Thus, absent the provision of block 96, a driver circuit of a prior art operation may continue to provide continuous ionizing potential to the lamp, prolonging and fueling glow ionizing potential and sputtering. Instead, the intermittent ionizing potential cycling of block 96 permits the lamp to cool to a lower state that is not associated with the sputtering complications. A next application of power at block 94 may then be sufficient to bump the ballast/lamp up to the ignited state at block 98 in such a manner as to quickly transition beyond the glow phase condition.
In addition to minimizing glow phase and it associated effects, the present invention as described herein provides for energizing of HID lamps. More particularly, the intermittent nature of the ballast output enables a lamp to achieve an ignited state in a manner that obviates the need for a large voltage spike. This feature mitigates loss of material from electrodes, the occurrence of tube blackening and the shortening of lamp life. Consequently, the efficiency of the lamp is improved over time, and lamp operation requires less applied power. Timing protocol of the invention additionally ensures compatibility with conventional RMS and other equipment ratings, reducing requirements for high-voltage wiring and sockets.

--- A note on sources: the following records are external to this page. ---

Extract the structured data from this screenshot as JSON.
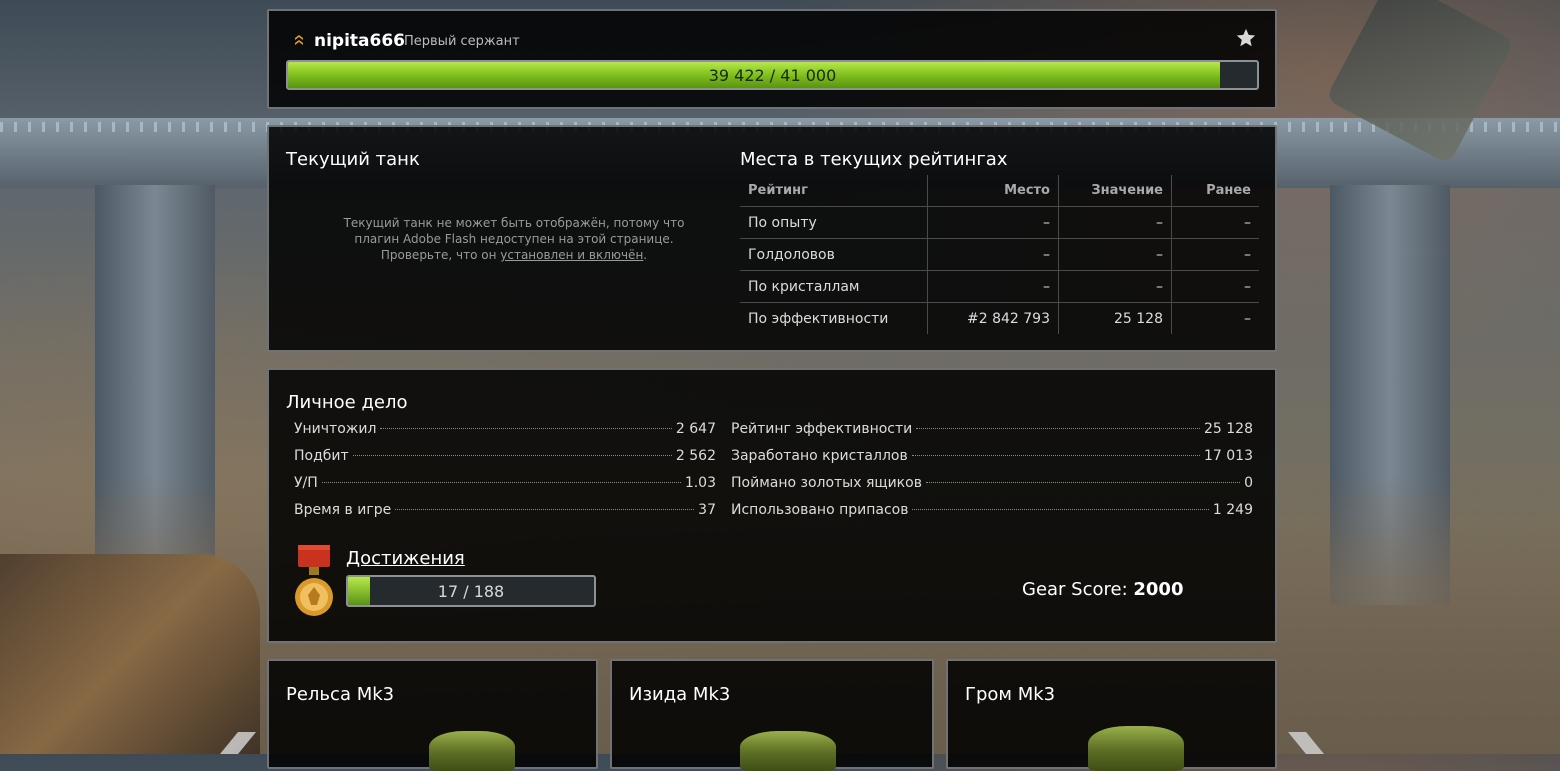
{
  "profile": {
    "username": "nipita666",
    "rank_title": "Первый сержант",
    "xp_text": "39 422 / 41 000",
    "xp_progress": 0.9615
  },
  "current_tank": {
    "heading": "Текущий танк",
    "message_line1": "Текущий танк не может быть отображён, потому что",
    "message_line2": "плагин Adobe Flash недоступен на этой странице.",
    "message_line3_pre": "Проверьте, что он ",
    "message_link": "установлен и включён",
    "message_line3_post": "."
  },
  "ratings": {
    "heading": "Места в текущих рейтингах",
    "columns": [
      "Рейтинг",
      "Место",
      "Значение",
      "Ранее"
    ],
    "rows": [
      [
        "По опыту",
        "–",
        "–",
        "–"
      ],
      [
        "Голдоловов",
        "–",
        "–",
        "–"
      ],
      [
        "По кристаллам",
        "–",
        "–",
        "–"
      ],
      [
        "По эффективности",
        "#2 842 793",
        "25 128",
        "–"
      ]
    ]
  },
  "personal": {
    "heading": "Личное дело",
    "left": [
      {
        "label": "Уничтожил",
        "value": "2 647"
      },
      {
        "label": "Подбит",
        "value": "2 562"
      },
      {
        "label": "У/П",
        "value": "1.03"
      },
      {
        "label": "Время в игре",
        "value": "37"
      }
    ],
    "right": [
      {
        "label": "Рейтинг эффективности",
        "value": "25 128"
      },
      {
        "label": "Заработано кристаллов",
        "value": "17 013"
      },
      {
        "label": "Поймано золотых ящиков",
        "value": "0"
      },
      {
        "label": "Использовано припасов",
        "value": "1 249"
      }
    ],
    "achievements_label": "Достижения",
    "achievements_text": "17 / 188",
    "achievements_progress": 0.0904,
    "gear_label": "Gear Score: ",
    "gear_value": "2000"
  },
  "items": [
    {
      "name": "Рельса Mk3"
    },
    {
      "name": "Изида Mk3"
    },
    {
      "name": "Гром Mk3"
    }
  ],
  "colors": {
    "accent_green": "#7fbf1e",
    "panel_border": "#6f7376"
  }
}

The invention furthermore provides an internal mechanism for sensing the operating state of the lamp, facilitating the above-discussed benefits. Namely, a mechanism for sensing various states of the lamp at its stages of ignition is provided. For instance, a sensor may detect a voltage, current, radiated energy or some optical occurrence indicating the state of the lamp. In response to such detection, the control circuitry inhibits the cycling circuitry if the lamp has reached it ignited state or may repeat ionization cycles if it has not. As a result, the lamp transitions from ignition to normal steady state operation in a manner that minimizes tube blackening while maximizing lamp efficiency and longevity.
While the present invention has been illustrated by the description of embodiments thereof, and while the embodiments have been described in considerable detail, it is not intended to restrict or in any way limit the scope of the appended claims to such detail. Additional advantages and modifications will readily appear to those skilled in the art. For instance, while the exemplary ionization cycle 42 of FIG. 2A includes a single on and off portion, another cycle may incorporate multiple such portions. Morever, the waveforms of such on portions may vary in shape, magnitude, frequency and/or duration.
Furthermore, one skilled in the art should appreciate that any of the embodiments discussed above are compatible with all known ballast applications and may further be optimized to realize even greater efficiencies. The invention in its broader aspects is, therefore, not limited to the specific details, representative apparatus and method, and illustrative examples shown and described. Accordingly, departures may be made from such details without departing from the spirit or scope of the general inventive concept.Having described the invention,